Usher, Beyonce, TLC and Chris Brown are some of the most prominent modern R&B performers, often drawing inspiration from funk, jazz and hip hop music styles. Funk is often employed within contemporary R&B as a vehicle to convey social justice messages; one such instance being Marvin Gaye’s song “What’s Going On”, which addressed police brutality as well as other forms of social injustice; it became one of the top R&B singles on both Hot Soul Singles and Billboard charts.


Although R&B music was initially associated with African Americans, its appeal quickly extended across racial boundaries and attracted white listeners as well. This popular crossover led to R&B becoming a general term encompassing soul and funk music as well. The name itself refers to four-beat measures or bars featuring backbeat accents on second and fourth beats; its “blues” part refers to lyrics with often sad or melancholic melodies; and the overall mood created through lyrics or melodies that create rhythm.

Modern R&B has also been heavily influenced by hip hop since it first emerged in the 1980s, which led to it being combined with it in various forms by artists like Bryson Tiller and Drake in their music. Contemporary R&B can be identified by slick electronic production styles with drum machine rhythms as well as lush vocal arrangements that feature electronic record production styles.

In the mid-1990s, contemporary R&B reached its commercial peak, with artists such as Mariah Carey, TLC and Girl Group of the Year winners SWV reaching international success and chart dominance. Additionally, this period witnessed the popular girl group trend exploding – such as Destiny’s Child, En Vogue and BellBivDeVoe (comprised of former New Edition members) becoming immensely successful groups.

By the end of the decade, hip hop music had made its way across to England and into a music subgenre known as 2Step which combined R&B-style singing with breakbeat and jungle syncopation for an exciting listening experience. A similar fusion occurred again during the 2000s as artists such as Usher, Missy Elliott and Lil’ Jon crossed over from hip hop into R&B music before breaking through into popular pop music success.


Rap music has quickly become an influential cultural force, shaping language, fashion and dance across a broad spectrum of society. Its lyrical themes often convey pain, struggle and joy as experienced by African Americans; its themes can also be used to describe social injustice or political issues; it even influences modern vernacular which must be appreciated fully for full appreciation of this genre.

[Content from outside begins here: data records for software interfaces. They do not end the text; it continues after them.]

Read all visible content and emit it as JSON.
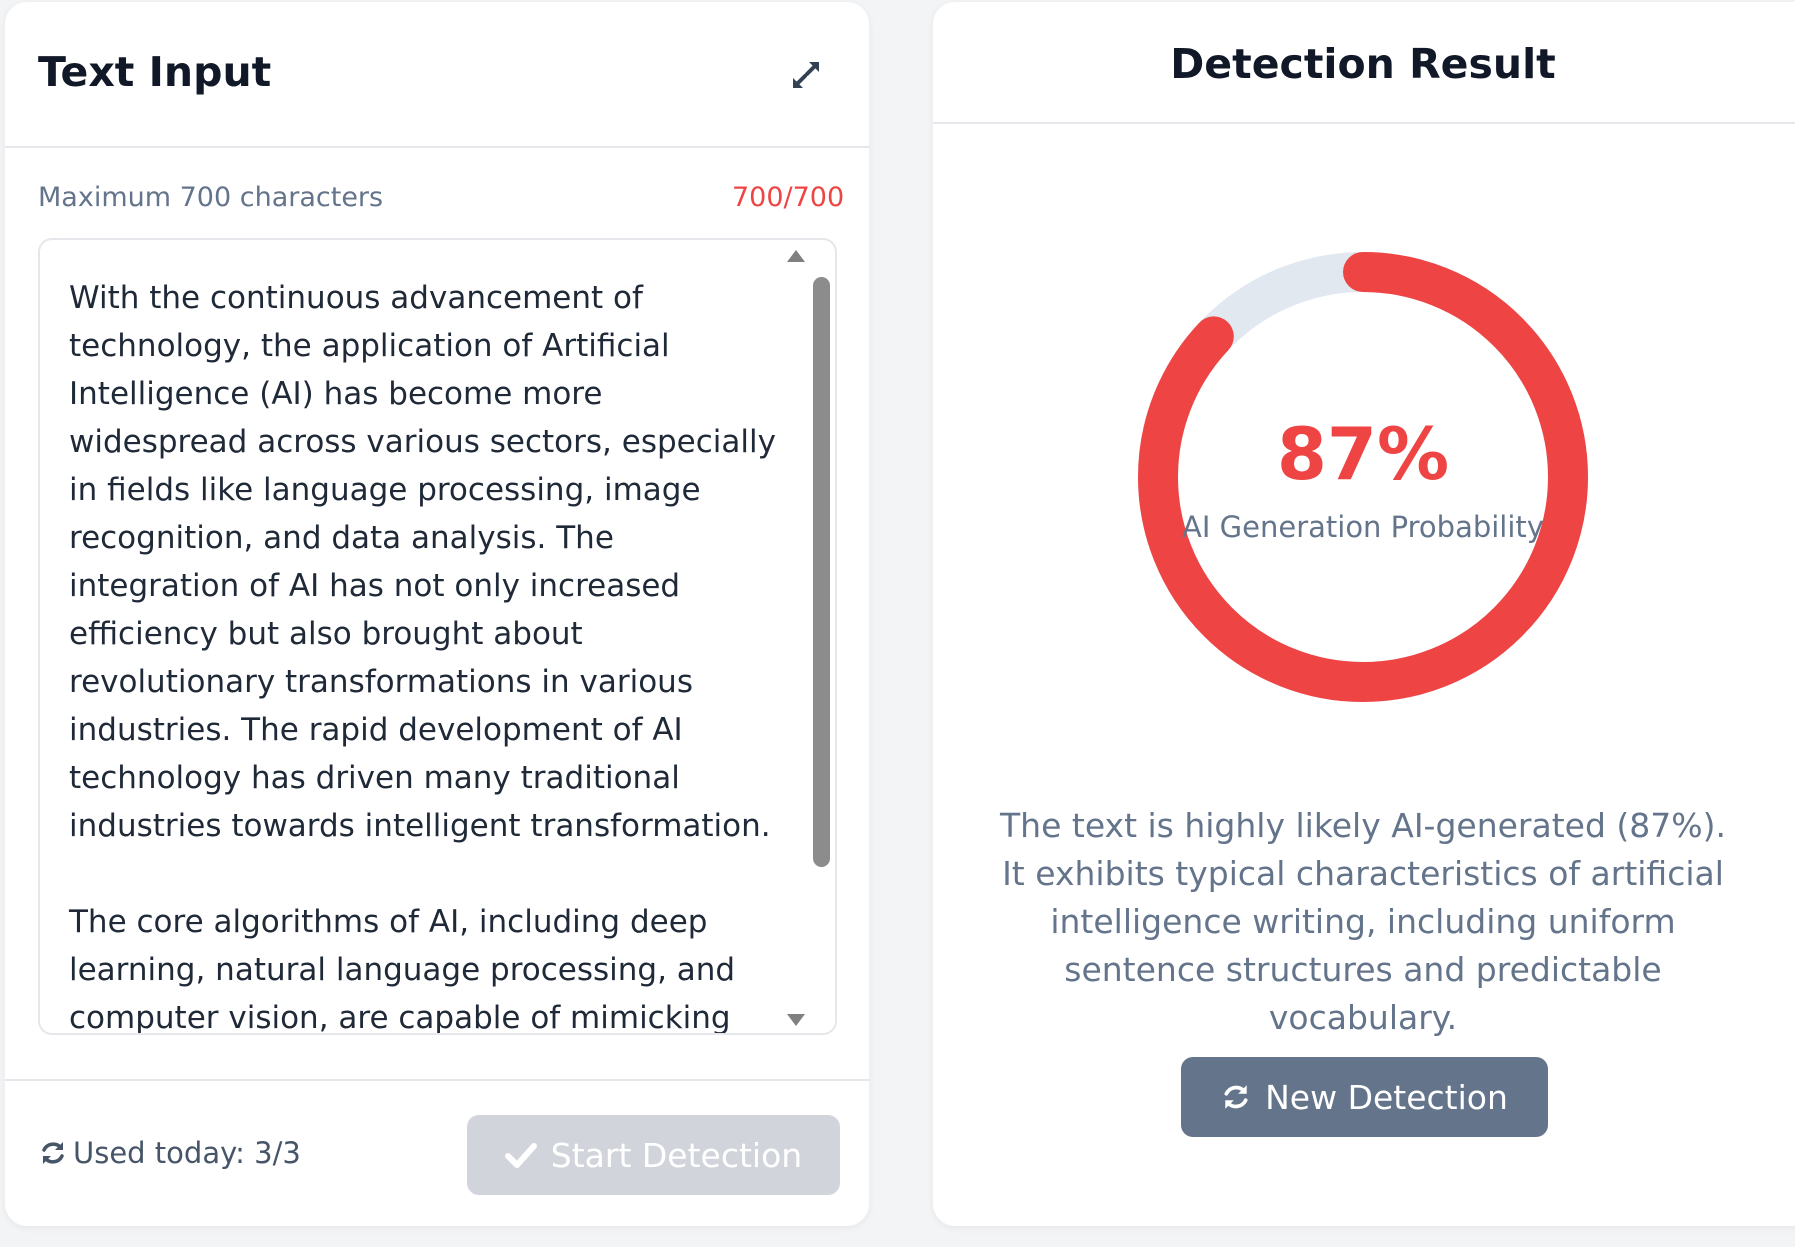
{
  "input_panel": {
    "title": "Text Input",
    "hint": "Maximum 700 characters",
    "counter": "700/700",
    "text": "With the continuous advancement of technology, the application of Artificial Intelligence (AI) has become more widespread across various sectors, especially in fields like language processing, image recognition, and data analysis. The integration of AI has not only increased efficiency but also brought about revolutionary transformations in various industries. The rapid development of AI technology has driven many traditional industries towards intelligent transformation.\n\nThe core algorithms of AI, including deep learning, natural language processing, and computer vision, are capable of mimicking",
    "usage": "Used today: 3/3",
    "start_button": "Start Detection"
  },
  "result_panel": {
    "title": "Detection Result",
    "probability": 0.87,
    "percent_text": "87%",
    "probability_label": "AI Generation Probability",
    "explanation": "The text is highly likely AI-generated (87%). It exhibits typical characteristics of artificial intelligence writing, including uniform sentence structures and predictable vocabulary.",
    "new_button": "New Detection"
  },
  "colors": {
    "accent_red": "#ef4444",
    "track": "#e2e8f0",
    "slate_button": "#64748b",
    "disabled_button": "#d1d5db"
  },
  "icons": {
    "expand": "expand-icon",
    "refresh": "refresh-icon",
    "check": "check-icon"
  }
}
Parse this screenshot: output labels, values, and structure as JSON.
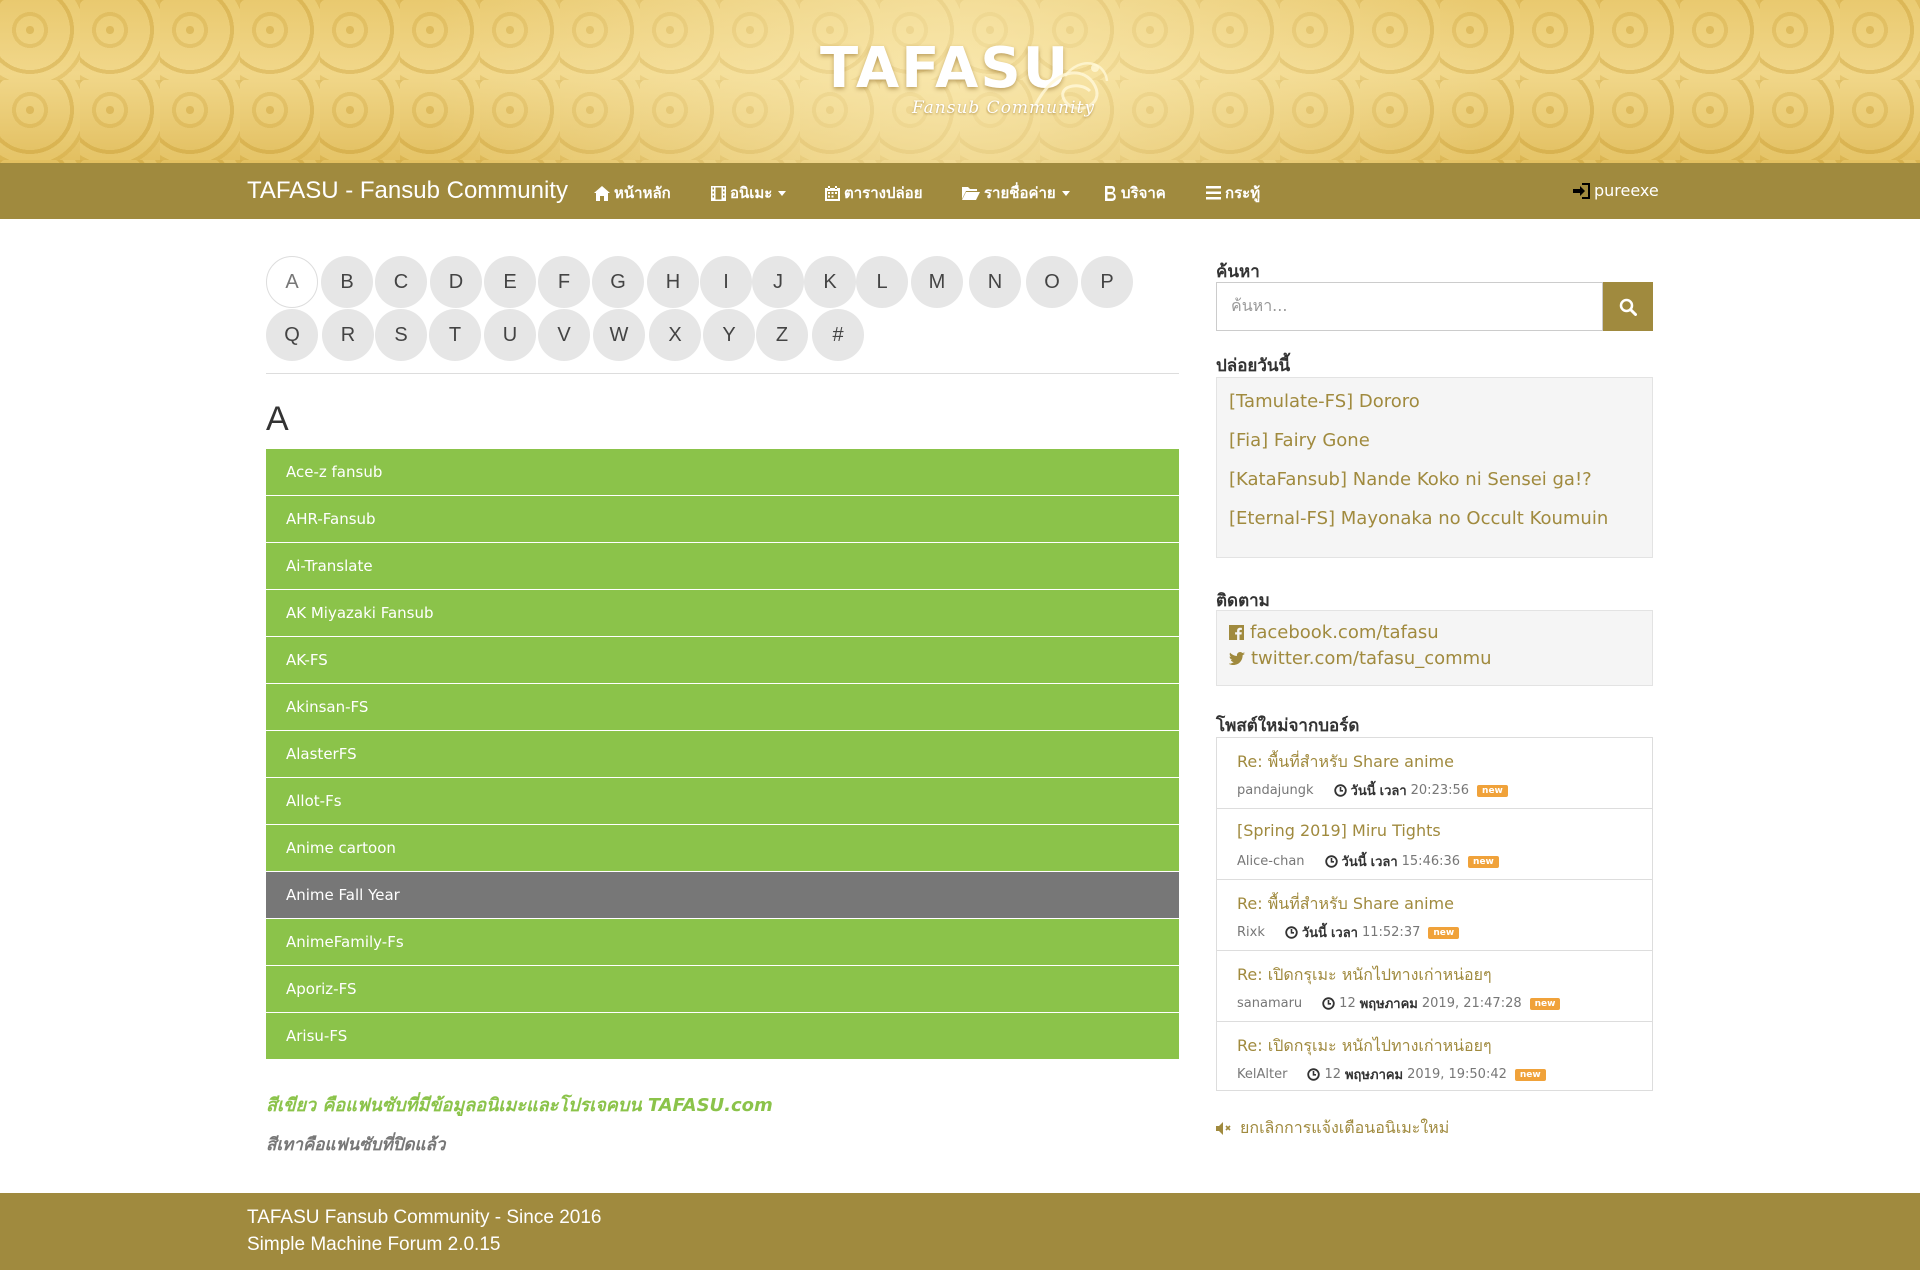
{
  "header": {
    "logo_title": "TAFASU",
    "logo_subtitle": "Fansub Community"
  },
  "navbar": {
    "brand": "TAFASU - Fansub Community",
    "items": [
      {
        "label": "หน้าหลัก",
        "icon": "home-icon"
      },
      {
        "label": "อนิเมะ",
        "icon": "film-icon",
        "dropdown": true
      },
      {
        "label": "ตารางปล่อย",
        "icon": "calendar-icon"
      },
      {
        "label": "รายชื่อค่าย",
        "icon": "folder-open-icon",
        "dropdown": true
      },
      {
        "label": "บริจาค",
        "icon": "bitcoin-icon"
      },
      {
        "label": "กระทู้",
        "icon": "list-icon"
      }
    ],
    "user": {
      "label": "pureexe",
      "icon": "sign-in-icon"
    }
  },
  "alphabet": {
    "row1": [
      "A",
      "B",
      "C",
      "D",
      "E",
      "F",
      "G",
      "H",
      "I",
      "J",
      "K",
      "L",
      "M",
      "N",
      "O",
      "P"
    ],
    "row2": [
      "Q",
      "R",
      "S",
      "T",
      "U",
      "V",
      "W",
      "X",
      "Y",
      "Z",
      "#"
    ],
    "active": "A"
  },
  "section": {
    "letter": "A"
  },
  "fansubs": [
    {
      "name": "Ace-z fansub",
      "status": "green"
    },
    {
      "name": "AHR-Fansub",
      "status": "green"
    },
    {
      "name": "Ai-Translate",
      "status": "green"
    },
    {
      "name": "AK Miyazaki Fansub",
      "status": "green"
    },
    {
      "name": "AK-FS",
      "status": "green"
    },
    {
      "name": "Akinsan-FS",
      "status": "green"
    },
    {
      "name": "AlasterFS",
      "status": "green"
    },
    {
      "name": "Allot-Fs",
      "status": "green"
    },
    {
      "name": "Anime cartoon",
      "status": "green"
    },
    {
      "name": "Anime Fall Year",
      "status": "gray"
    },
    {
      "name": "AnimeFamily-Fs",
      "status": "green"
    },
    {
      "name": "Aporiz-FS",
      "status": "green"
    },
    {
      "name": "Arisu-FS",
      "status": "green"
    }
  ],
  "legend": {
    "green": "สีเขียว คือแฟนซับที่มีข้อมูลอนิเมะและโปรเจคบน TAFASU.com",
    "gray": "สีเทาคือแฟนซับที่ปิดแล้ว"
  },
  "sidebar": {
    "search": {
      "heading": "ค้นหา",
      "placeholder": "ค้นหา...",
      "icon": "search-icon"
    },
    "today": {
      "heading": "ปล่อยวันนี้",
      "items": [
        "[Tamulate-FS] Dororo",
        "[Fia] Fairy Gone",
        "[KataFansub] Nande Koko ni Sensei ga!?",
        "[Eternal-FS] Mayonaka no Occult Koumuin"
      ]
    },
    "follow": {
      "heading": "ติดตาม",
      "facebook": "facebook.com/tafasu",
      "twitter": "twitter.com/tafasu_commu"
    },
    "posts": {
      "heading": "โพสต์ใหม่จากบอร์ด",
      "items": [
        {
          "title": "Re: พื้นที่สำหรับ Share anime",
          "author": "pandajungk",
          "date_prefix": "วันนี้",
          "date_word": "เวลา",
          "time": "20:23:56",
          "badge": "new"
        },
        {
          "title": "[Spring 2019] Miru Tights",
          "author": "Alice-chan",
          "date_prefix": "วันนี้",
          "date_word": "เวลา",
          "time": "15:46:36",
          "badge": "new"
        },
        {
          "title": "Re: พื้นที่สำหรับ Share anime",
          "author": "Rixk",
          "date_prefix": "วันนี้",
          "date_word": "เวลา",
          "time": "11:52:37",
          "badge": "new"
        },
        {
          "title": "Re: เปิดกรุเมะ หนักไปทางเก่าหน่อยๆ",
          "author": "sanamaru",
          "date_prefix": "12",
          "date_word": "พฤษภาคม",
          "time": "2019, 21:47:28",
          "badge": "new"
        },
        {
          "title": "Re: เปิดกรุเมะ หนักไปทางเก่าหน่อยๆ",
          "author": "KelAlter",
          "date_prefix": "12",
          "date_word": "พฤษภาคม",
          "time": "2019, 19:50:42",
          "badge": "new"
        }
      ]
    },
    "mute": {
      "label": "ยกเลิกการแจ้งเตือนอนิเมะใหม่",
      "icon": "volume-off-icon"
    }
  },
  "footer": {
    "line1": "TAFASU Fansub Community - Since 2016",
    "line2": "Simple Machine Forum 2.0.15"
  },
  "colors": {
    "accent": "#a08a3e",
    "green_row": "#8bc34a",
    "gray_row": "#777777",
    "badge": "#f0a23a"
  }
}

Rhythm and blues was first popularly developed as an expressive musical form within urban Black communities in the 1940s. This genre combined elements from blues, jazz, jump blues, Louis Jordan (known for pioneering jump blues) and The Supremes were early artists of R&B music, initially marketing it to Black audiences; yet soon breaking through this barrier and becoming an American art form.

In the ’80s, R&B underwent another transformation and began integrating elements from funk, pop, disco and hip hop music into its sound. This amalgamation created subgenres such as alternative and progressive R&B; new jack swing was another sound created at this time; this genre blended hip hop productions with R&B songs of that period to form what would later become typical 90s R&B sounds.

Although the 1990s saw the decline of classic rhythm and blues, its influence remained evident on genres like disco and funk. R&B even inspired the development of 2Step; this new UK garage subgenre mixes R&B-style singing with breakbeat and jungle rhythms for an enjoyable mellow sound that lacks hip-hop soul’s hardcore urban “grinding” sound.